Exercise prompt — Locate each line with the string "Page" in the listing below and copy it.

==========

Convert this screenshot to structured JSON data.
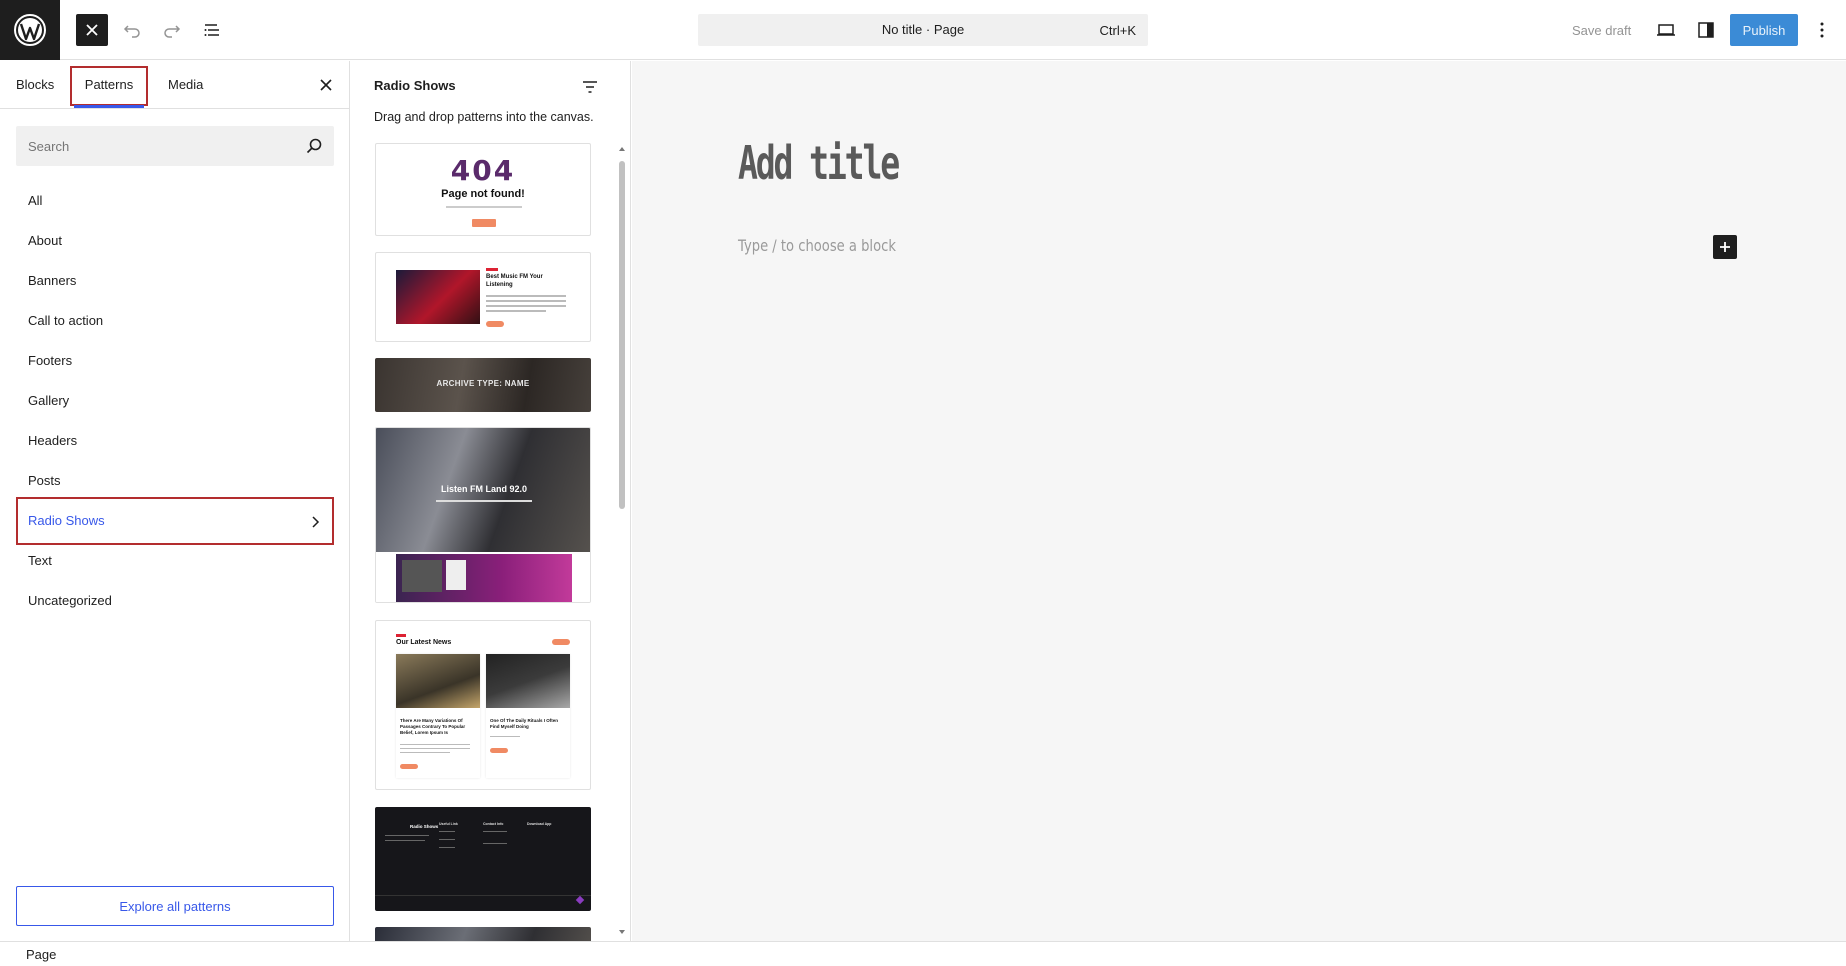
{
  "topbar": {
    "document_title": "No title · Page",
    "shortcut": "Ctrl+K",
    "save_draft_label": "Save draft",
    "publish_label": "Publish",
    "icons": [
      "wordpress-logo",
      "close-icon",
      "undo-icon",
      "redo-icon",
      "document-overview-icon",
      "view-icon",
      "settings-icon",
      "options-icon"
    ]
  },
  "inserter": {
    "tabs": [
      {
        "label": "Blocks",
        "active": false
      },
      {
        "label": "Patterns",
        "active": true
      },
      {
        "label": "Media",
        "active": false
      }
    ],
    "search_placeholder": "Search",
    "categories": [
      {
        "label": "All"
      },
      {
        "label": "About"
      },
      {
        "label": "Banners"
      },
      {
        "label": "Call to action"
      },
      {
        "label": "Footers"
      },
      {
        "label": "Gallery"
      },
      {
        "label": "Headers"
      },
      {
        "label": "Posts"
      },
      {
        "label": "Radio Shows",
        "active": true
      },
      {
        "label": "Text"
      },
      {
        "label": "Uncategorized"
      }
    ],
    "explore_label": "Explore all patterns"
  },
  "patterns_panel": {
    "title": "Radio Shows",
    "description": "Drag and drop patterns into the canvas.",
    "previews": {
      "p404_number": "404",
      "p404_message": "Page not found!",
      "music_heading": "Best Music FM Your Listening",
      "archive_text": "ARCHIVE TYPE: NAME",
      "hero_title": "Listen FM Land 92.0",
      "news_title": "Our Latest News",
      "news_card_1": "There Are Many Variations Of Passages Contrary To Popular Belief, Lorem Ipsum Is",
      "news_card_2": "One Of The Daily Rituals I Often Find Myself Doing",
      "footer_brand": "Radio Shows",
      "footer_col_1": "Useful Link",
      "footer_col_2": "Contact Info",
      "footer_col_3": "Download App"
    }
  },
  "canvas": {
    "title_placeholder": "Add title",
    "block_hint": "Type / to choose a block"
  },
  "footer": {
    "breadcrumb": "Page"
  },
  "colors": {
    "accent": "#3858e9",
    "highlight_border": "#b32d2e",
    "publish": "#3b8bd6"
  }
}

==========

Result of this exercise —
    "document_title": "No title · Page",
      "p404_message": "Page not found!",
    "breadcrumb": "Page"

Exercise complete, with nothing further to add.